The main objective of this book is to eliminate, or at least reduce, this gap and help companies, professionals and entrepreneurs to understand the peculiarities of the Web as a medium, so that they can draw up their own online marketing plan and thus find, identify and take advantage of all the possibilities of the Internet for their business as soon as possible. Opportunities such as opening new sales channels, probing alternative markets and exploring different business avenues in an environment where the recession has not yet had such a devastating effect as in the traditional economy. In fact, the entire ICT (Information and Communication Technologies) sector is emerging as the alternative that should take over from an economy that is heavily dependent on construction, manufacturing and low value-added services, and act as an engine to drive a new cycle of expansion.

There is no doubt that the Internet today represents an enormous opportunity. Companies that have learned to take advantage of the many possibilities it opens up have already seen the impact on improving competitiveness, the possibility of reaching new markets, establishing partnerships and joint ventures and taking advantage of a host of synergies that affect all elements of the value chain. We want your company to be one of them. And this is something that starts even before having a website, at the very beginning of its development, and includes all aspects of its design, publication, promotion, exploitation and continuous improvement.

What will you find in this book?

First of all, it addresses those aspects that must be taken into account in the process of creating a high-performance Website: identification of potential customer profiles, selection of functionalities and contents, information architecture and usability, accessibility and compatibility, persuasiveness…

It then presents the different tactics for promoting one’s own Website once it has been published: how to attract quality traffic through natural positioning or sponsored links; how to measure and improve conversion into profitable customers; loyalty strategies those customers through e-mail marketing or content syndication; and how to take advantage of social networks to develop a lasting and profitable relationship.

It also addresses Web analytics and market analysis, and how to leverage these indicators to make decisions that will continually improve the return on your online investment.

Who is this book aimed at?

From a methodology that most businessmen and professionals master – the marketing plan – the book takes a look at the different strategies that make up online marketing to clarify how to set objectives, how problems are diagnosed and what is the appropriate strategy in each case depending on the objectives pursued.

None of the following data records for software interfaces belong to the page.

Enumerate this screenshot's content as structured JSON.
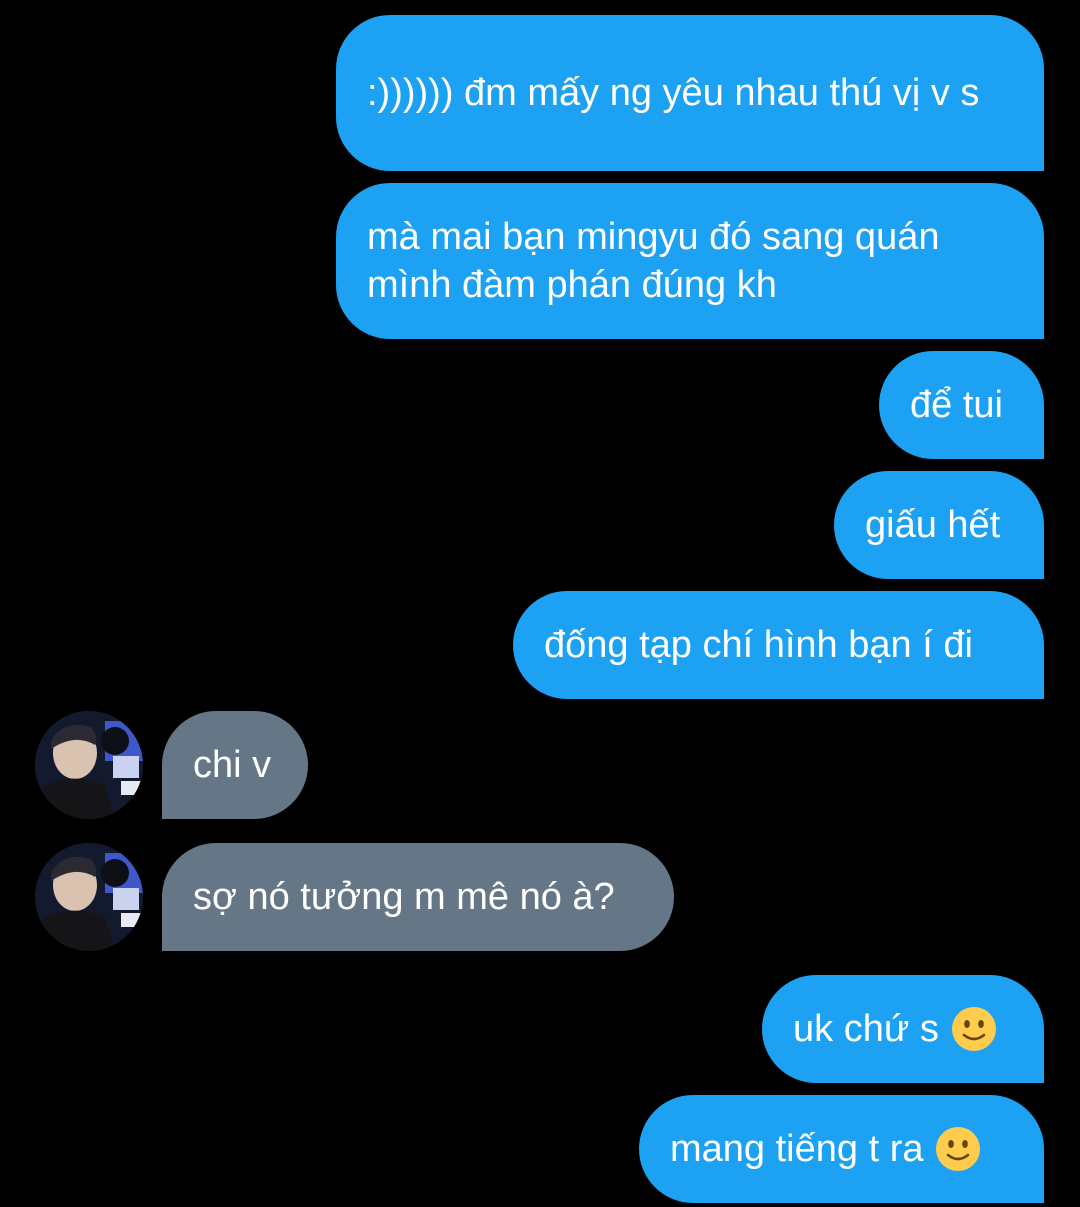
{
  "colors": {
    "background": "#000000",
    "outgoing_bubble": "#1da1f2",
    "incoming_bubble": "#657786",
    "text": "#ffffff"
  },
  "messages": [
    {
      "direction": "out",
      "text": ":)))))) đm mấy ng yêu nhau thú vị v s"
    },
    {
      "direction": "out",
      "text": "mà mai bạn mingyu đó sang quán mình đàm phán đúng kh"
    },
    {
      "direction": "out",
      "text": "để tui"
    },
    {
      "direction": "out",
      "text": "giấu hết"
    },
    {
      "direction": "out",
      "text": "đống tạp chí hình bạn í đi"
    },
    {
      "direction": "in",
      "text": "chi v",
      "avatar": "contact-avatar"
    },
    {
      "direction": "in",
      "text": "sợ nó tưởng m mê nó à?",
      "avatar": "contact-avatar"
    },
    {
      "direction": "out",
      "text": "uk chứ s",
      "emoji": "slightly-smiling-face-icon"
    },
    {
      "direction": "out",
      "text": "mang tiếng t ra",
      "emoji": "slightly-smiling-face-icon"
    }
  ]
}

You will find it of interest:

  • Marketing managers
  • Advertising Manager
  • Website owners and managers
  • Advertising and marketing agencies
  • Entrepreneurs
  • Programmers and Website developers
  • Online product managers

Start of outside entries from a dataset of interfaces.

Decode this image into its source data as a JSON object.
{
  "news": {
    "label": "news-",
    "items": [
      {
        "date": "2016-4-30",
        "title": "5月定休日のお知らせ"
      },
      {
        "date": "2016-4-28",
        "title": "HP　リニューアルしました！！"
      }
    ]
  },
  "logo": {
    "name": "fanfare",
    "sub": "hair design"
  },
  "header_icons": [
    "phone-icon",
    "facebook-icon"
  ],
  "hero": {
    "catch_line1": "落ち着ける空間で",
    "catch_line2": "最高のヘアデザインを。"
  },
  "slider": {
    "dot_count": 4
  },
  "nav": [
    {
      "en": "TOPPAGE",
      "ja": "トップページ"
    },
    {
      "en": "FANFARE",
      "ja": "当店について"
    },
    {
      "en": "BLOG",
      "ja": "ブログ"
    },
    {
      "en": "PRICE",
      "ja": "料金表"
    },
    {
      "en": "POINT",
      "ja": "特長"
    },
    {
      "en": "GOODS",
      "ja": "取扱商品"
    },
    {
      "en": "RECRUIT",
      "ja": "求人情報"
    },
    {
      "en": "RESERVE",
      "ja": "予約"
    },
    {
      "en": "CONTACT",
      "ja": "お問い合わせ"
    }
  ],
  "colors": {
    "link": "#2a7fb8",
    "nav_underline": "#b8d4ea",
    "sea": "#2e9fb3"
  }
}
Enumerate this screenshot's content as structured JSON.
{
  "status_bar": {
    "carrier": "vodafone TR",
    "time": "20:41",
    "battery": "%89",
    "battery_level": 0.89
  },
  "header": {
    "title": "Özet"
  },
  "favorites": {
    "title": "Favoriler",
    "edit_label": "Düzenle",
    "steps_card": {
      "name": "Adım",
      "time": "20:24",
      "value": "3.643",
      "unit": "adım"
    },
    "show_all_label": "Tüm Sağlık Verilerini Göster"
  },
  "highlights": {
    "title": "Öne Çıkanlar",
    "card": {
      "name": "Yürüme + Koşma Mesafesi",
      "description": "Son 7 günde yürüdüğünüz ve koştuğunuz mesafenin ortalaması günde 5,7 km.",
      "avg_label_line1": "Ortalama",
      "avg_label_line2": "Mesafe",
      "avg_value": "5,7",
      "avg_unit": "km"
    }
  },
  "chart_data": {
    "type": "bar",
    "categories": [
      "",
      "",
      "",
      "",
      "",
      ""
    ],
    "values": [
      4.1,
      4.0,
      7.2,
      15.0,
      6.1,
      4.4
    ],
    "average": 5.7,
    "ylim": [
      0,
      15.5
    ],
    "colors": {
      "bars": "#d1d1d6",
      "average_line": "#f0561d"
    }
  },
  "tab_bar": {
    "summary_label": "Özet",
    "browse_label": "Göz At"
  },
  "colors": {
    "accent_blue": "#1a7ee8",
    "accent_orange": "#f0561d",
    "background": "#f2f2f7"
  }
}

We hope that this book will be a starting point for any reader, and that it can serve as a first contact with subjects such as natural search engine positioning, usability or Web analytics. And that, within this wide range of strategies and tools, it plays a structuring role that facilitates the translation of traditional marketing concepts to the Internet environment in a natural, didactic and intuitive way.